  • A robust quality assurance and performance monitoring framework is in place for the OBSP.
  • All OBSP screening sites are accredited by the Canadian Association of Radiologists (CAR) Mammography Accreditation Program (MAP). The CAR MAP guidelines cover radiologist and medical radiation technologist (MRT) qualifications, equipment, quality control, quality assurance, image quality and radiation dose8.
  • Feedback on performance, which is then compared to national targets and quality standards, is provided annually to all OBSP screening and assessment sites, as well as to individual radiologists.
  • The OBSP funds regular physical inspections of mammography equipment at OBSP sites.

Next steps

  • The OBSP’s quality assurance program will continue to provide performance feedback to individual OBSP sites, radiologists and MRTs, as well as identify opportunities for improvement (where necessary).
  • The OBSP continues to expand, with new sites being brought into the program in 2016 and 2017.

View Notes

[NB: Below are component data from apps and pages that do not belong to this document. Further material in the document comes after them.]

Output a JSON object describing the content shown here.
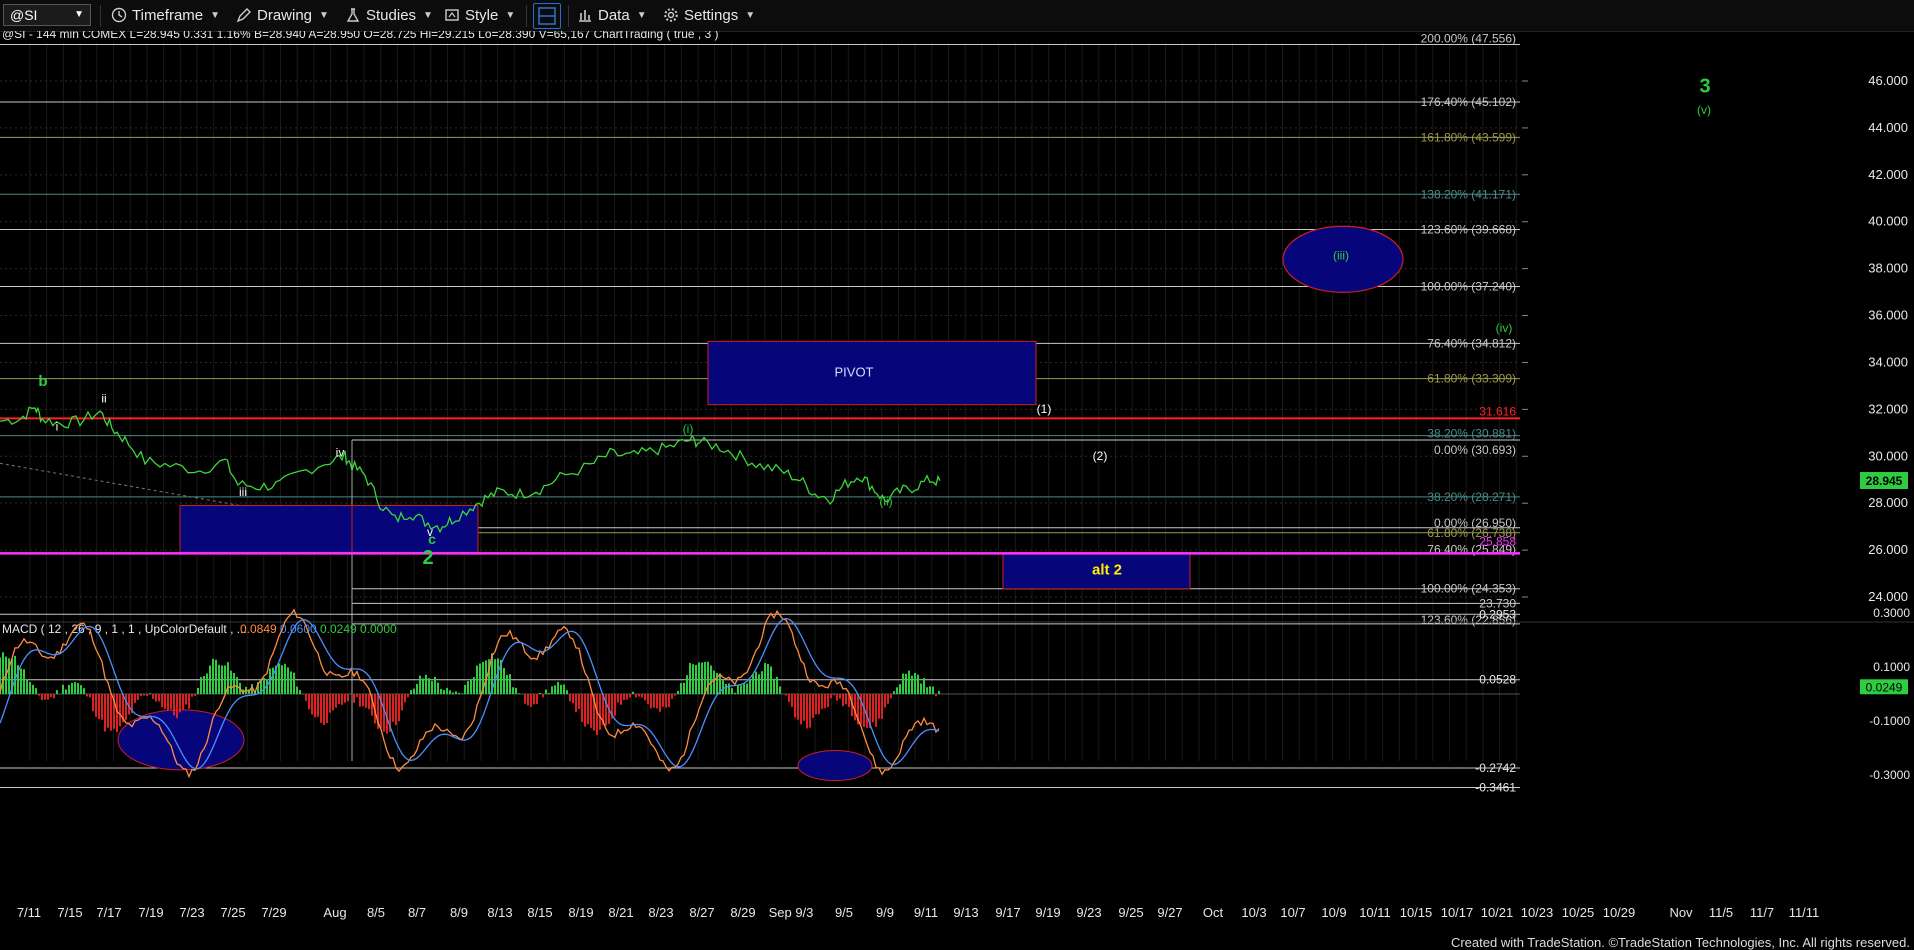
{
  "toolbar": {
    "symbol": "@SI",
    "timeframe": "Timeframe",
    "drawing": "Drawing",
    "studies": "Studies",
    "style": "Style",
    "data": "Data",
    "settings": "Settings"
  },
  "header": {
    "text": "@SI - 144 min  COMEX  L=28.945  0.331  1.16%  B=28.940  A=28.950  O=28.725  Hi=29.215  Lo=28.390  V=65,167  ChartTrading ( true , 3 )"
  },
  "price_axis": {
    "labels": [
      "46.000",
      "44.000",
      "42.000",
      "40.000",
      "38.000",
      "36.000",
      "34.000",
      "32.000",
      "30.000",
      "28.000",
      "26.000",
      "24.000"
    ],
    "last_price": "28.945"
  },
  "fib_levels": [
    {
      "label": "200.00% (47.556)",
      "value": 47.556,
      "color": "#c8c8c8"
    },
    {
      "label": "176.40% (45.102)",
      "value": 45.102,
      "color": "#c8c8c8"
    },
    {
      "label": "161.80% (43.599)",
      "value": 43.599,
      "color": "#9a9a50"
    },
    {
      "label": "138.20% (41.171)",
      "value": 41.171,
      "color": "#4a8a8a"
    },
    {
      "label": "123.60% (39.668)",
      "value": 39.668,
      "color": "#c8c8c8"
    },
    {
      "label": "100.00% (37.240)",
      "value": 37.24,
      "color": "#c8c8c8"
    },
    {
      "label": "76.40% (34.812)",
      "value": 34.812,
      "color": "#c8c8c8"
    },
    {
      "label": "61.80% (33.309)",
      "value": 33.309,
      "color": "#9a9a50"
    },
    {
      "label": "31.616",
      "value": 31.616,
      "color": "#ff2020"
    },
    {
      "label": "38.20% (30.881)",
      "value": 30.881,
      "color": "#4a8a8a"
    },
    {
      "label": "0.00% (30.693)",
      "value": 30.693,
      "color": "#c8c8c8"
    },
    {
      "label": "38.20% (28.271)",
      "value": 28.271,
      "color": "#4a8a8a"
    },
    {
      "label": "0.00% (26.950)",
      "value": 26.95,
      "color": "#c8c8c8"
    },
    {
      "label": "61.80% (26.738)",
      "value": 26.738,
      "color": "#9a9a50"
    },
    {
      "label": "76.40% (25.849)",
      "value": 25.849,
      "color": "#c8c8c8"
    },
    {
      "label": "25.858",
      "value": 25.858,
      "color": "#ff30ff"
    },
    {
      "label": "100.00% (24.353)",
      "value": 24.353,
      "color": "#c8c8c8"
    },
    {
      "label": "23.730",
      "value": 23.73,
      "color": "#c8c8c8"
    },
    {
      "label": "123.60% (22.856)",
      "value": 22.856,
      "color": "#c8c8c8"
    }
  ],
  "wave_labels": [
    {
      "text": "b",
      "color": "#2ecc40",
      "bold": true
    },
    {
      "text": "ii",
      "color": "#ffffff",
      "bold": false
    },
    {
      "text": "i",
      "color": "#ffffff",
      "bold": false
    },
    {
      "text": "iii",
      "color": "#ffffff",
      "bold": false
    },
    {
      "text": "iv",
      "color": "#ffffff",
      "bold": false
    },
    {
      "text": "v",
      "color": "#ffffff",
      "bold": false
    },
    {
      "text": "c",
      "color": "#2ecc40",
      "bold": true
    },
    {
      "text": "2",
      "color": "#2ecc40",
      "bold": true
    },
    {
      "text": "(i)",
      "color": "#2ecc40",
      "bold": false
    },
    {
      "text": "(ii)",
      "color": "#2ecc40",
      "bold": false
    },
    {
      "text": "(1)",
      "color": "#ffffff",
      "bold": false
    },
    {
      "text": "(2)",
      "color": "#ffffff",
      "bold": false
    },
    {
      "text": "(iii)",
      "color": "#2ecc40",
      "bold": false
    },
    {
      "text": "(iv)",
      "color": "#2ecc40",
      "bold": false
    },
    {
      "text": "(v)",
      "color": "#2ecc40",
      "bold": false
    },
    {
      "text": "3",
      "color": "#2ecc40",
      "bold": true
    }
  ],
  "boxes": {
    "pivot": "PIVOT",
    "alt2": "alt 2"
  },
  "macd": {
    "header": "MACD ( 12 , 26 , 9 , 1 , 1 , UpColorDefault , ...",
    "values": [
      "0.0849",
      "0.0600",
      "0.0249",
      "0.0000"
    ],
    "value_colors": [
      "#ff8c42",
      "#4a90ff",
      "#2ecc40",
      "#2ecc40"
    ],
    "axis_labels": [
      "0.3000",
      "0.1000",
      "-0.1000",
      "-0.3000"
    ],
    "level_labels": [
      "0.2953",
      "0.0528",
      "-0.2742",
      "-0.3461"
    ],
    "last_value": "0.0249"
  },
  "x_axis": {
    "labels": [
      "7/11",
      "7/15",
      "7/17",
      "7/19",
      "7/23",
      "7/25",
      "7/29",
      "Aug",
      "8/5",
      "8/7",
      "8/9",
      "8/13",
      "8/15",
      "8/19",
      "8/21",
      "8/23",
      "8/27",
      "8/29",
      "Sep 9/3",
      "9/5",
      "9/9",
      "9/11",
      "9/13",
      "9/17",
      "9/19",
      "9/23",
      "9/25",
      "9/27",
      "Oct",
      "10/3",
      "10/7",
      "10/9",
      "10/11",
      "10/15",
      "10/17",
      "10/21",
      "10/23",
      "10/25",
      "10/29",
      "Nov",
      "11/5",
      "11/7",
      "11/11"
    ]
  },
  "footer": "Created with TradeStation. ©TradeStation Technologies, Inc. All rights reserved."
}
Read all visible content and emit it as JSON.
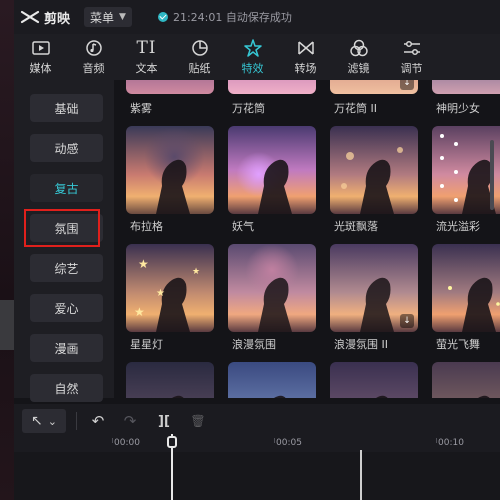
{
  "app": {
    "name": "剪映",
    "menu_label": "菜单",
    "save_status": "21:24:01 自动保存成功"
  },
  "toolbar": {
    "tabs": [
      {
        "label": "媒体",
        "icon": "media-icon"
      },
      {
        "label": "音频",
        "icon": "audio-icon"
      },
      {
        "label": "文本",
        "icon": "text-icon",
        "glyph": "TI"
      },
      {
        "label": "贴纸",
        "icon": "sticker-icon"
      },
      {
        "label": "特效",
        "icon": "effects-icon",
        "active": true
      },
      {
        "label": "转场",
        "icon": "transition-icon"
      },
      {
        "label": "滤镜",
        "icon": "filter-icon"
      },
      {
        "label": "调节",
        "icon": "adjust-icon"
      }
    ]
  },
  "sidebar": {
    "categories": [
      {
        "label": "基础"
      },
      {
        "label": "动感"
      },
      {
        "label": "复古",
        "active": true
      },
      {
        "label": "氛围",
        "highlighted": true
      },
      {
        "label": "综艺"
      },
      {
        "label": "爱心"
      },
      {
        "label": "漫画"
      },
      {
        "label": "自然"
      }
    ]
  },
  "effects": {
    "rows": [
      [
        {
          "label": "紫雾"
        },
        {
          "label": "万花筒"
        },
        {
          "label": "万花筒 II",
          "download": true
        },
        {
          "label": "神明少女"
        }
      ],
      [
        {
          "label": "布拉格"
        },
        {
          "label": "妖气"
        },
        {
          "label": "光斑飘落"
        },
        {
          "label": "流光溢彩"
        }
      ],
      [
        {
          "label": "星星灯"
        },
        {
          "label": "浪漫氛围"
        },
        {
          "label": "浪漫氛围 II",
          "download": true
        },
        {
          "label": "萤光飞舞"
        }
      ],
      [
        {
          "label": ""
        },
        {
          "label": ""
        },
        {
          "label": ""
        },
        {
          "label": ""
        }
      ]
    ],
    "download_glyph": "↓"
  },
  "timeline": {
    "tools": {
      "select_glyph": "↖",
      "select_chev": "⌄",
      "undo_glyph": "↶",
      "redo_glyph": "↷",
      "split_glyph": "][",
      "delete_glyph": "🗑"
    },
    "ruler": [
      "00:00",
      "00:05",
      "00:10"
    ]
  },
  "colors": {
    "accent": "#36c7d4",
    "highlight_box": "#e0201c",
    "panel_bg": "#1e1e23"
  }
}
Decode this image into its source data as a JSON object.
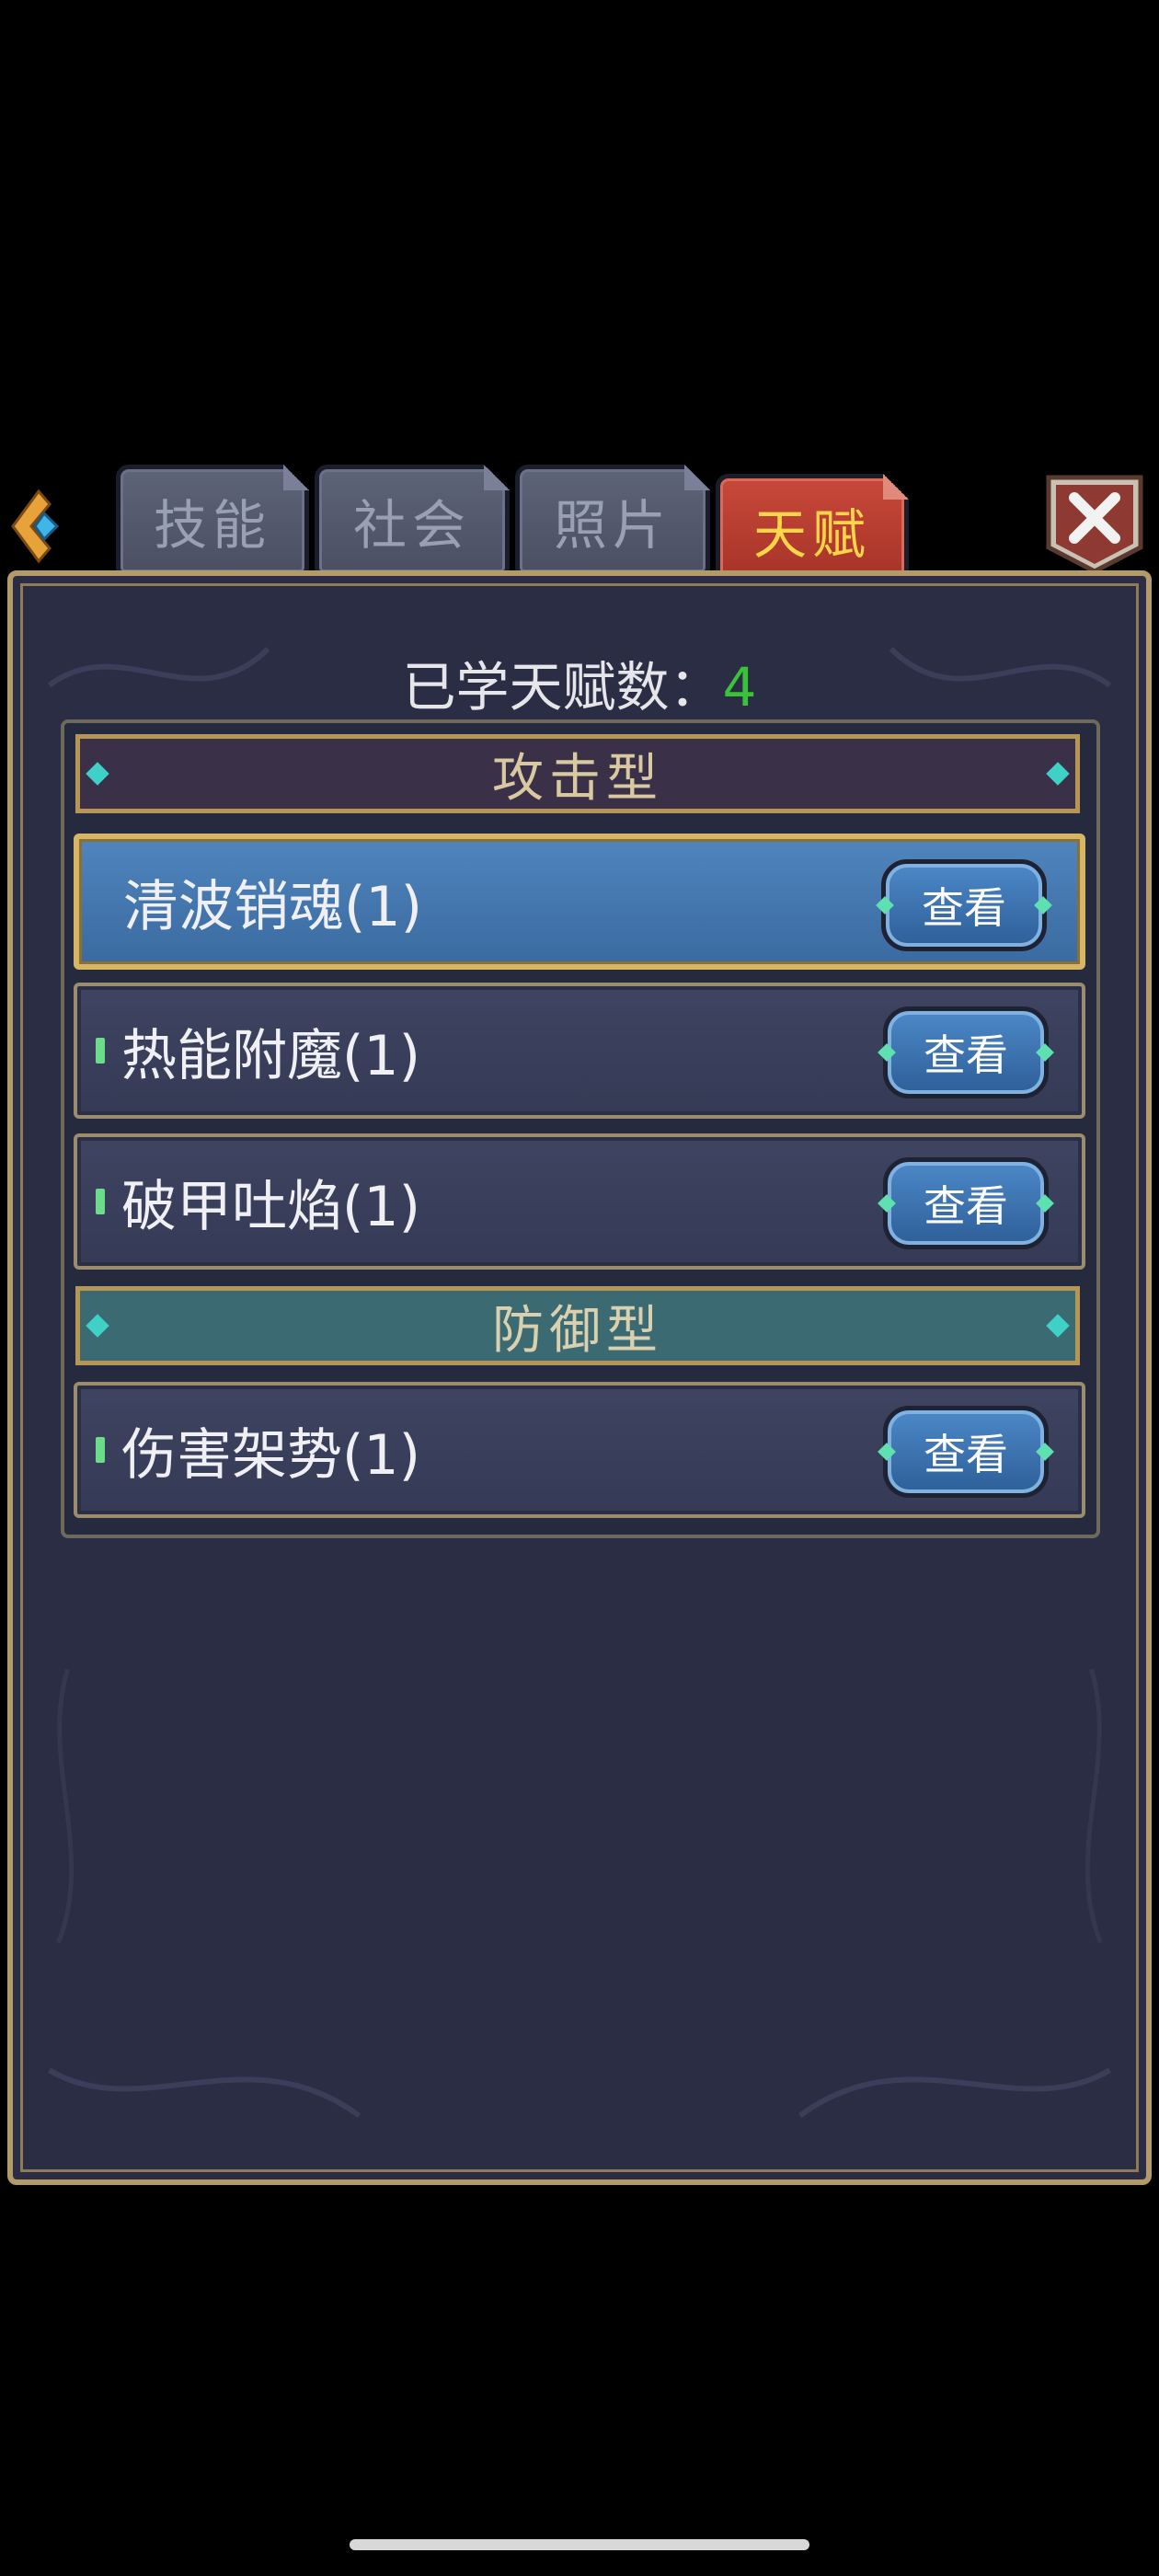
{
  "navigation": {
    "back_icon": "back-arrow-gem-icon",
    "close_icon": "close-x-icon"
  },
  "tabs": [
    {
      "label": "技能",
      "active": false
    },
    {
      "label": "社会",
      "active": false
    },
    {
      "label": "照片",
      "active": false
    },
    {
      "label": "天赋",
      "active": true
    }
  ],
  "summary": {
    "label": "已学天赋数：",
    "count": "4",
    "count_color": "#39c23a"
  },
  "sections": [
    {
      "title": "攻击型",
      "talents": [
        {
          "name": "清波销魂(1)",
          "button": "查看",
          "selected": true
        },
        {
          "name": "热能附魔(1)",
          "button": "查看",
          "selected": false
        },
        {
          "name": "破甲吐焰(1)",
          "button": "查看",
          "selected": false
        }
      ]
    },
    {
      "title": "防御型",
      "talents": [
        {
          "name": "伤害架势(1)",
          "button": "查看",
          "selected": false
        }
      ]
    }
  ],
  "colors": {
    "panel": "#2a2d44",
    "active_tab": "#c8483a",
    "active_tab_text": "#ffd54a",
    "frame_gold": "#b39a6a"
  }
}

  1. Cancer Care Ontario. Ontario Cancer Screening Performance Report 2016. Toronto: Cancer Care Ontario; 2016.
  2. Canadian Partnership Against Cancer. Report from the evaluation indicators working group: guidelines for monitoring breast cancer screening program performance. 3rd Edition. Toronto: Canadian Partnership Against Cancer; 2013.
  3. Canadian Partnership Against Cancer. Breast cancer screening in Canada: monitoring and evaluation of quality indicators—results report, January 2009–December 2010. Toronto: Canadian Partnership Against Cancer; 2015.
  4. Nelson H, Tyne K, Naik A, Bougatsos C, Chan B, Humphrey L. Screening for breast cancer: an update for the U.S. Preventive Services Task Force. Ann Intern Med. 2009 Nov 17; 151(10):727–37.
  5. Canadian Task Force on Preventive Health Care, Tonelli M, Gorber CS, Joffres M, Dickinson J, Singh H, et al. Recommendations on screening for breast cancer in average-risk women aged 40–74 years. CMAJ. 2011 Nov 22; 183(17):1991–2001. Chiarelli AM, Halapy E, Nadalin V, Shumak R, O’Malley F, Mai V. Performance measures from 10 years of breast screening in the Ontario Breast Screening Program, 1990/91 to 2000. Eur J Cancer Prev. 2006 Feb; 15(1):34–42.
  6. Chiarelli AM, Kirsh VA, Klar NS, Shumak R, Jong R, Fishell E, et al. Influence of patterns of hormone replacement therapy use and mammographic density on breast cancer detection. Cancer Epidemiol Biomarkers Prev. 2006 Oct; 15(10):1856–62.
  7. The Canadian Association of Radiologists [Internet]. Ottawa: the Canadian Association of Radiologists; c2009. Mammography accreditation program (MAP); [cited 2015 Dec 17]. Available from: http://www.car.ca/en/accreditation/map.aspx.